As I said before, the main problem I have is that even though our main protagonists don’t “figure out” who the bad guy is until near the end, it’s startlingly obvious to the reader (if you’ve read other Laurens novels, this is a villain who’s appeared before, and even if you haven’t, it’s pretty transparent). More than that, the main villain actually upstages the hero/heroine in the final scenes — we hear more about his actions/plans/feelings and the final clamactic sequence is driven/directed by him. All of this is a little… awkward (in that it feels like the spotlight is shifting without warning) and weird (taking us out of the romance). Though it makes sense given that the villain is now getting his own full-lenth novel (coming up in July of 2014), it didn’t make sense in terms of our main romance here, and it’s the main reason this particular book isn’t getting a higher rating from me.
Comparisons to Other Authors:

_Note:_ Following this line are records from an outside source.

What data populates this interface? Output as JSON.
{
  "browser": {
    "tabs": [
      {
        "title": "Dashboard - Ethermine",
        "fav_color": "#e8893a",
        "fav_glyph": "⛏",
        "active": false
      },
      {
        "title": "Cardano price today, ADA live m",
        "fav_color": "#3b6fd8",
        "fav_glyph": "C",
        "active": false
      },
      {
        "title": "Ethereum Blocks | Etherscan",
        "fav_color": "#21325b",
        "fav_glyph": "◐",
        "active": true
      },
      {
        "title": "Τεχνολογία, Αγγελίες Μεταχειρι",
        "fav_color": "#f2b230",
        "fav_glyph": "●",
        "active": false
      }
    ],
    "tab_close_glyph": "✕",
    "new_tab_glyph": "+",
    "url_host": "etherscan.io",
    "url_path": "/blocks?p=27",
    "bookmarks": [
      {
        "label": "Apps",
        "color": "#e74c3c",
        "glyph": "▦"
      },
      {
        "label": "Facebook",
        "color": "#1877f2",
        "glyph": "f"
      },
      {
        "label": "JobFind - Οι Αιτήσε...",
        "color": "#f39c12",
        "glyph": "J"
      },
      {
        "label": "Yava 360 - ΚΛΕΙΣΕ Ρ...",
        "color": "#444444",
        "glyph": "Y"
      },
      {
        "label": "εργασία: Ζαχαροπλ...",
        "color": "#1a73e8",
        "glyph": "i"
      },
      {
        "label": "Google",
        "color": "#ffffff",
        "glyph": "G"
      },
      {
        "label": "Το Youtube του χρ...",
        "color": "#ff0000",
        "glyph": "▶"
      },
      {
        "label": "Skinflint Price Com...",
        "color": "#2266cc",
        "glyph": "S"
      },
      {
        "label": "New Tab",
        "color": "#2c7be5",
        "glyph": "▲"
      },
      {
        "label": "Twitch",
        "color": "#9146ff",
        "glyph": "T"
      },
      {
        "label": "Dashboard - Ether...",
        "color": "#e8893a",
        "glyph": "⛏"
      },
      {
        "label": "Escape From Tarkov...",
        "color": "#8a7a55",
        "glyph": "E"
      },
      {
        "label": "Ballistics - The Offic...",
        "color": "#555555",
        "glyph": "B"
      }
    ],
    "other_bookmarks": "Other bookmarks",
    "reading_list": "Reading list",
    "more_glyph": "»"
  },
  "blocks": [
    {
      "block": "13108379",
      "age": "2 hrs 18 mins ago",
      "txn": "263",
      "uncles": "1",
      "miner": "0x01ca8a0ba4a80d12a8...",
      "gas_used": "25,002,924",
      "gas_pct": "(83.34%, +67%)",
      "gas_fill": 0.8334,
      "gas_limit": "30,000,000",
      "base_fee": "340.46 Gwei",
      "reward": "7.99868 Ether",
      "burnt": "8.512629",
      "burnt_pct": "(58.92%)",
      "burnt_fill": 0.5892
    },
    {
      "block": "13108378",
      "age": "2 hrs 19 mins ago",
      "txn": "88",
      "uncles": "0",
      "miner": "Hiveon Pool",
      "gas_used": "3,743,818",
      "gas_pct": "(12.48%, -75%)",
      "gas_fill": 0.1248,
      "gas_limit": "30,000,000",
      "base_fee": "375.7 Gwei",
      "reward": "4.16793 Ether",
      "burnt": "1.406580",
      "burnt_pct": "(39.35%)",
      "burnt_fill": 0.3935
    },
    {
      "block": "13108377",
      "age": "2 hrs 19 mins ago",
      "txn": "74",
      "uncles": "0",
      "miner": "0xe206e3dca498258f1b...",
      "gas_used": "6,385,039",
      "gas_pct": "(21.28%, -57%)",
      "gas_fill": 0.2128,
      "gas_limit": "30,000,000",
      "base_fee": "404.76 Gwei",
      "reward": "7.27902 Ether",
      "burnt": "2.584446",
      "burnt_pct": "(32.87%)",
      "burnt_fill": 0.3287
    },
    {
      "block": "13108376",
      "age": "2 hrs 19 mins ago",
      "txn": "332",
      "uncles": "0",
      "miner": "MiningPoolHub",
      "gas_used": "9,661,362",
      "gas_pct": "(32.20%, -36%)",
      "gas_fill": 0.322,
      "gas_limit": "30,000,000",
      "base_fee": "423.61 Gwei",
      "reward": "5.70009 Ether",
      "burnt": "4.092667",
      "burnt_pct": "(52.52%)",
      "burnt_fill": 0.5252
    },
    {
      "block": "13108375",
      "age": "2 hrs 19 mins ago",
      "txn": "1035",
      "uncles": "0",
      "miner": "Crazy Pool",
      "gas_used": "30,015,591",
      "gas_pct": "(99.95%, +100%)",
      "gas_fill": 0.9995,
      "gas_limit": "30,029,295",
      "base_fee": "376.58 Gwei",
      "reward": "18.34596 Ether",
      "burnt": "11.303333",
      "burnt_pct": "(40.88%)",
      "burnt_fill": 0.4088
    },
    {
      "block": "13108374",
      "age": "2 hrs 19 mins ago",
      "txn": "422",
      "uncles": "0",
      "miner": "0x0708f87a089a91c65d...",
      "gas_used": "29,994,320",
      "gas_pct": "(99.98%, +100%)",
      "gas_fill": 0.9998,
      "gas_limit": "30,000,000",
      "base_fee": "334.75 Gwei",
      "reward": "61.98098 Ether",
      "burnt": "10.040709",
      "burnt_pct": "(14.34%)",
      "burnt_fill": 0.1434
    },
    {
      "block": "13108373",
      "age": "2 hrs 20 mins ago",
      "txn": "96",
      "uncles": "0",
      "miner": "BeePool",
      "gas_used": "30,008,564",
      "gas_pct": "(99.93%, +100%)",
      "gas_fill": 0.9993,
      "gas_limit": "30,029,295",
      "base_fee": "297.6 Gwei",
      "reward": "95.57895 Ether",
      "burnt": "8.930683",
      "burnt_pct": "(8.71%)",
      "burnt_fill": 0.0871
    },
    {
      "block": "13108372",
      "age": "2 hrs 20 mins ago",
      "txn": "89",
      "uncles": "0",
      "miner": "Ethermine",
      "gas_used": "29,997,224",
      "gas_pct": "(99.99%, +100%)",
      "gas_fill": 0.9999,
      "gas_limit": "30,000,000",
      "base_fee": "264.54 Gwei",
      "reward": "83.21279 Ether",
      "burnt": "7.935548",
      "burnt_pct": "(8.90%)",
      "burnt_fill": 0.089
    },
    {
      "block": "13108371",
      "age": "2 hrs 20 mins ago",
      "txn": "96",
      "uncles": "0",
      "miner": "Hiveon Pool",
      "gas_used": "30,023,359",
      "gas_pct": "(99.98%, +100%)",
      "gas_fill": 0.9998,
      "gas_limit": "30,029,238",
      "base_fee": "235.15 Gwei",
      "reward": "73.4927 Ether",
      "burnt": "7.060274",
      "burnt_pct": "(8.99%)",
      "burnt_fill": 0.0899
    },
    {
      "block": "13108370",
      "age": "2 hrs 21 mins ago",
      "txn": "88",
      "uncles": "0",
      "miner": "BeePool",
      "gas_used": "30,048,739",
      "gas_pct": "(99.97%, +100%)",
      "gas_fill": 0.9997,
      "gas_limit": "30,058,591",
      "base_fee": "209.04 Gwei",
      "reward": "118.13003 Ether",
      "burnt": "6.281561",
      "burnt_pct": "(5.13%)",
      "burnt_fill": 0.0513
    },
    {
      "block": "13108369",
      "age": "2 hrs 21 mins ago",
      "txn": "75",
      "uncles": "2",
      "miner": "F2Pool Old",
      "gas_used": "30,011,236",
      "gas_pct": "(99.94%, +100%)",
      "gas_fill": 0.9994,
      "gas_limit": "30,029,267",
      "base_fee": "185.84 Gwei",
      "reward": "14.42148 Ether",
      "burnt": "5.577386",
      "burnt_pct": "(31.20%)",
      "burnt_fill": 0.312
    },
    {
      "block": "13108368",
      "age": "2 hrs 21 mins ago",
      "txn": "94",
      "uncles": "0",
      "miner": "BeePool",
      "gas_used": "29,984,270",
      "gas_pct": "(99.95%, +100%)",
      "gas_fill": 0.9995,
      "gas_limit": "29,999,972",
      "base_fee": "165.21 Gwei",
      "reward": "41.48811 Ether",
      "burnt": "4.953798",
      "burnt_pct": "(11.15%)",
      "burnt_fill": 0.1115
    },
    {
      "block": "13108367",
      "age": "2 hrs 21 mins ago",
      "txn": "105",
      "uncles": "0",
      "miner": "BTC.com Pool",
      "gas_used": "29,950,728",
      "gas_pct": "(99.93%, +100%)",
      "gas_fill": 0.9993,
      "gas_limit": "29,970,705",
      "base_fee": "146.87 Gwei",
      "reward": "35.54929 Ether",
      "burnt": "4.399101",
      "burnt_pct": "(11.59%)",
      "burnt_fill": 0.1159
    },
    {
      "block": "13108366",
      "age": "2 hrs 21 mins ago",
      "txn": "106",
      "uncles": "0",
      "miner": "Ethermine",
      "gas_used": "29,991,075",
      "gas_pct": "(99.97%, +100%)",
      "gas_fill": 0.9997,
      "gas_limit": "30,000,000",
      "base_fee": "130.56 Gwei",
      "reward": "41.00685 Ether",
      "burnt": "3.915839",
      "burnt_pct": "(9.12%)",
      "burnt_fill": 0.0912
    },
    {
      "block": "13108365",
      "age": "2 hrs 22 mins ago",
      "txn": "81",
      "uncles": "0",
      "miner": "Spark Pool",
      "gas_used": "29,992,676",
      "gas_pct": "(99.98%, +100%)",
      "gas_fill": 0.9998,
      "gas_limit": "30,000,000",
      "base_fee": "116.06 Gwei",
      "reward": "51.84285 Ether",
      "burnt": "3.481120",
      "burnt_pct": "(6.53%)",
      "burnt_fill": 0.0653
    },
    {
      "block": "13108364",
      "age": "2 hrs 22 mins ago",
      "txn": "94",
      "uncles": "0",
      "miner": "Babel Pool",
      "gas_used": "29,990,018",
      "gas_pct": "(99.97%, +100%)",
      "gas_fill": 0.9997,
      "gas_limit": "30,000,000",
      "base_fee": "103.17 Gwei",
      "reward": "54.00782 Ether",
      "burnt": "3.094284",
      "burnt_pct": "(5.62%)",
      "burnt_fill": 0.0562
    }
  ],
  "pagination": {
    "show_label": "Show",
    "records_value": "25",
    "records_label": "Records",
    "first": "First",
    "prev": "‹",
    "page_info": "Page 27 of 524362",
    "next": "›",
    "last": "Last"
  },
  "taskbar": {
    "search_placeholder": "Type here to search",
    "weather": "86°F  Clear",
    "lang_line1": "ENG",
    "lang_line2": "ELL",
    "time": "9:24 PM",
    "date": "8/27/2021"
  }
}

Laurens is all about combining mystery with lots of sensual sex — the sex and plot don’t overwhelm the characterizations (as they sometimes do in Virginia Henley books), and it’s almost always emotional and sexual at the same time (more like LIsa Kleypas), but the ratio of sex to character development is pretty high… and the side plots that usually involve murder, theft, etc, remind me of Amanda Quick books.